Estimates vary but a 2013 study found that only around 20-30% of Japanese people reported being able to communicate in some form of English to some level. For many of this proportion though, their English proficiency is probably restricted to purely written form with maybe a few basic words of spoken English.
Aug 17, 2020 · Tokyo is definitely the place where English in Japan is most ubiquitous. In addition to bilingual signage in the Tokyo Metro, JR Lines and in popular areas like Asakusa and Shinjuku, a large percentage of people in Tokyo speak some English, even those who don’t work in foreigner-facing professions. You don’t need to speak Japanese at all to ...
Dec 06, 2019 · Published by Statista Research Department, Dec 6, 2019 The statistic illustrates the participation rate of learning English in Japan from 2001 to 2016. In 2016, the English learning participation...
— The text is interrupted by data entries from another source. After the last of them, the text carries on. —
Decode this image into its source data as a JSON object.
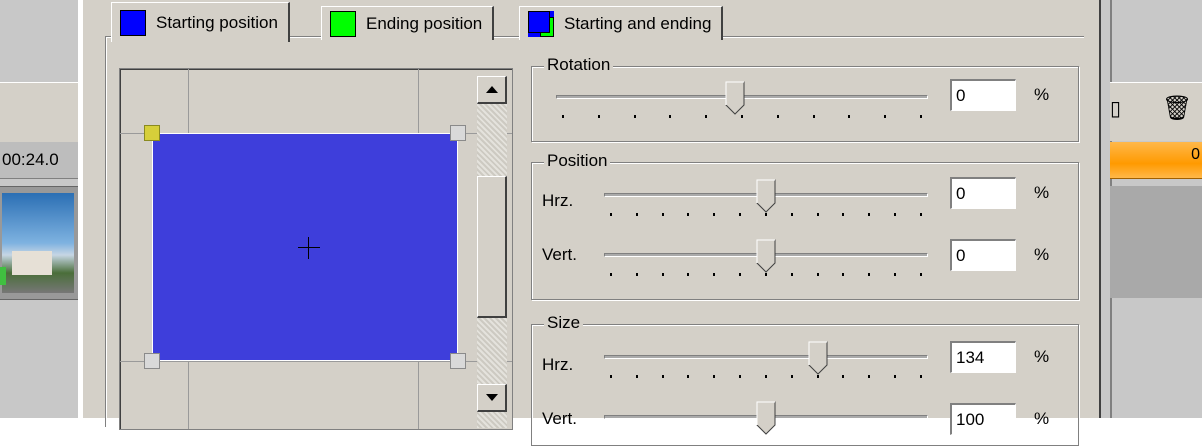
{
  "background": {
    "timecode_left": "00:24.0",
    "ruler_right": "0"
  },
  "tabs": [
    {
      "label": "Starting position",
      "color": "#0000ff",
      "active": true
    },
    {
      "label": "Ending position",
      "color": "#00ff00",
      "active": false
    },
    {
      "label": "Starting and ending",
      "color": "#0000ff",
      "color2": "#00ff00",
      "active": false
    }
  ],
  "preview": {
    "rect_color": "#3e3edb"
  },
  "rotation": {
    "title": "Rotation",
    "value": "0",
    "unit": "%",
    "slider_fraction": 0.48
  },
  "position": {
    "title": "Position",
    "hrz_label": "Hrz.",
    "hrz_value": "0",
    "hrz_fraction": 0.5,
    "vert_label": "Vert.",
    "vert_value": "0",
    "vert_fraction": 0.5,
    "unit": "%"
  },
  "size": {
    "title": "Size",
    "hrz_label": "Hrz.",
    "hrz_value": "134",
    "hrz_fraction": 0.67,
    "vert_label": "Vert.",
    "vert_value": "100",
    "vert_fraction": 0.5,
    "unit": "%"
  }
}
While no official data seems to exist regarding the percentage of native Japanese-English bilinguals in Japan, the general perception from desk research and from conversations with Japanese friends and colleagues, is that less than 10% of Japanese have professional working proficiency in English.
Since WWII English has been compulsory in Junior High schools so pretty much every single person in Japan has studied English but whether or not they feel confident speaking it is another question. Most Japanese are highly educated many have studied English at University or as a hobby at language schools during the boom time of the 1980s and 90s.
- Japanese English: Learning in Small Steps, Disregarding the Whole Picture. The main issue with English lessons at Japanese schools is the lack of methods that focus on using what was learned in class, meaning to actually practice speaking.
- Japanese English Classes: Speaking, But Not Learning the “Necessary Skills” We learn all kinds of things in Japan's English classes, but we have no space to put it to use.
- The Fear of Mistakes and Missing Out on Opportunities. “Making a mistake means learning something that you didn’t know before.” Of course, this way of thinking is also present in Japan.
- Japanese Society Doesn’t Need English. For Japanese people, being able to speak English often doesn’t feel necessary but rather like an optional skill that’s nice to have but isn’t indispensable.
Aug 01, 2017 · Additionally, people born in Singapore do not share a first language or one common culture. This diversity makes English an important common denominator for shared communication. Countries With The Lowest English Proficiency. As previously mentioned, most of the countries with the lowest English proficiency are located in the Middle East.